Welcome to Redskins Park, today, as the team assembled to pose for the 2008 Team Photo.
As with just about everything Coach Zorn has been involved with since being here (see also “jersey selection,” “captains’ portrait,” “cake clean-up,” “synchronized clocks” and who knows what-all else), he had some very specific thoughts about how this should work.
“I thought it was nice,” said Cornelius Griffin. “Very organized.”
“With Z,” added Antwaan Randle El, “he likes to be a little specific about things.”
Rock Cartwright got more specific: “He was like, ‘No long-sleeved shirts, no shirts underneath your jersey.’ He wanted everyone to look the same, and I understand that.”
Not everyone was so understanding; some felt that their innate expressiveness was being compromised. “I was hoping to go out there in my do-rag and my candy cane socks,” said Casey Rabach. “I was gonna go with one sleeve in maroon and one sleeve in yellow, but no T-shirts were allowed. I was gonna wear my Brewers hat, to tell you the truth, but no hats were allowed either.”
The seating/standing chart was organized well in advance, numbers taped to the bleachers to show guys where to go. And I can tell you, guys were PUMPED for it.
“I liked that it was quick,” said Fred Davis. “Not like in college where it takes forever. My college took like, twenty, thirty minutes for pictures.”
“It was a team picture.

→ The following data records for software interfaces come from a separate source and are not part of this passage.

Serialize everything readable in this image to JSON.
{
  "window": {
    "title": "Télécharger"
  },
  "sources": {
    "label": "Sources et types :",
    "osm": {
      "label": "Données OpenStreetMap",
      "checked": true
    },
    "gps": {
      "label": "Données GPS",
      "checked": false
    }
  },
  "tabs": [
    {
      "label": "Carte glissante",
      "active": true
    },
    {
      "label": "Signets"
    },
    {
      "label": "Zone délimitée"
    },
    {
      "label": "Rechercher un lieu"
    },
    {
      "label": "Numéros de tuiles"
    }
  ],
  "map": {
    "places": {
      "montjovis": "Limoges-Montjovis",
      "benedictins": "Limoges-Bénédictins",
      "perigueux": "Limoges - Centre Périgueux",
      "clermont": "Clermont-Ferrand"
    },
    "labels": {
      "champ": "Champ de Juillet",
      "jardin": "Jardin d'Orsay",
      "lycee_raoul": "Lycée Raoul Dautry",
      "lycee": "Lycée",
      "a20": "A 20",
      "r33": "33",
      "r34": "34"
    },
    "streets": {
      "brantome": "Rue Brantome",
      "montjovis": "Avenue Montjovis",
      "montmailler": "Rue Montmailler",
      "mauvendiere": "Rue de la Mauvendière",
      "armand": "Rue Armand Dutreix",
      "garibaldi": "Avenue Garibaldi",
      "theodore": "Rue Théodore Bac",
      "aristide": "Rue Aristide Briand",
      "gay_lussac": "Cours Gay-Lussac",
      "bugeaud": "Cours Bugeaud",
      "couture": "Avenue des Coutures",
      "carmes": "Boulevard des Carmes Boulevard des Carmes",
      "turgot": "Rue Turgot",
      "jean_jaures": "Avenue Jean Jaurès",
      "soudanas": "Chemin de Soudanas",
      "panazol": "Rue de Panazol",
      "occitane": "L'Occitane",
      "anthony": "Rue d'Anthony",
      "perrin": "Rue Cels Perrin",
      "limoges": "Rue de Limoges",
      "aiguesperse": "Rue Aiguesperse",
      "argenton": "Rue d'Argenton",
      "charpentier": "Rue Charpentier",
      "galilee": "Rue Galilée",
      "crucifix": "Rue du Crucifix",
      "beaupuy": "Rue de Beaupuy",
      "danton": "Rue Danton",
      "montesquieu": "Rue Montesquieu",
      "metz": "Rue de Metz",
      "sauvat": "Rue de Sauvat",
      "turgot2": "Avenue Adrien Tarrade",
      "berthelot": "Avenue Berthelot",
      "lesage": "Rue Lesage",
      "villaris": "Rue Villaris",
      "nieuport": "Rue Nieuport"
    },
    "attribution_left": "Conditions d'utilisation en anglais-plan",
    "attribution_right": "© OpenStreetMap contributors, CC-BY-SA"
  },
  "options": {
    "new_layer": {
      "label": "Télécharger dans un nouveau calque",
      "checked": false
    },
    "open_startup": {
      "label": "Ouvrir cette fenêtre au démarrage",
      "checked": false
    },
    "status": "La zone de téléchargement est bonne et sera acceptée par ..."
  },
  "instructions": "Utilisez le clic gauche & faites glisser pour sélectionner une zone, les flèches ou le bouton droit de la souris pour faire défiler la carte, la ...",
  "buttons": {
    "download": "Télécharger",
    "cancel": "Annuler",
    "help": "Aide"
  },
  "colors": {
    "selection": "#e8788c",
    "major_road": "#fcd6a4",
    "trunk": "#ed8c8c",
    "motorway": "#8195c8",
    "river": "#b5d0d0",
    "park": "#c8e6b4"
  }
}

Everybody got together at the same time, same place, and had a picture,” said Devin Thomas, with muted enthusiasm.
“At least this time it was quick,” said Rabach. “Those jerseys they put us in are not flattering whatsoever. It could be our love handles, but I think it’s the jerseys.”
“It was all right, man,” said Fred Smoot. “Team picture’s just a team picture. We don’t get excited about it, we don’t really care about it. Never. No way.”
Oh, come on. Don’t you care just a little bit, Fred?
“We’ll think about the team picture if we become a special team, like if we go to the Super Bowl, something, then the team picture becomes special.”
And then you’ll regret not being more invested in it.
“No, I’m not. I’m still gonna be like, I don’t care about the team picture.”
The one thing people did care about, or at least the one thing they would admit to caring about, was also the one thing that Coach Zorn left up to the players’ discretion: facial expression.
There were the guys who went tough. “Serious face. Football is really serious, so I didn’t show the whites today,” H.B. Blades said. He wasn’t the only one who felt that way.
“I didn’t smile,” said Cartwright, smiling. “I hardly ever smile. I’m not a smiling type of guy.” I pointed out that he was, in fact, smiling at that moment.
“No, not really,” he grinned. “Every now and then you’ll catch me smiling, but not much.”
Then there were the guys who left it up to the whims of the photographers.
“I did a couple of mugs, a couple of smiles. We’ll see which ones come out,” said Lorenzo Alexander.
“I wasn’t sure if it was smile or be serious, so I did a little of both,” said Griffin.
“I smiled,” said Randle El. “Then I looked mean. Then I had a mouthful of sunflower seeds. We’ll see which one they use.”
And there were also guys who tried to straddle the line.
“I smiled,” said Smoot, but he qualified it quickly. “You know, you can’t SMILE-smile, because it’s not a smile-smile picture, so I was like in between smile and tough guy.”
“I kinda went with a smirk,” said Rabach. “So you’re not Soft Happy Guy, but you’re not Meathead Jock Guy either.” And what is your smirk going to say, when people see the picture?
“I think it’ll say ‘Who am I? Who do you think I am? I may be a nice guy, but watch out.'”
New acquisition Mike Green had probably the most interesting take on the picture, though. “It’s not really weird,” he said, “but you know, come up for a week and then getting to step right in and take a picture, it’s a little different. It’s a good team, and I felt like I came at the right time to be a part of it, and I’m glad to be on the picture, so they’ll remember me. I’m immortalized.”
On the whole, it all still seemed like much more fun than school picture day, no matter what you weren’t allowed to wear.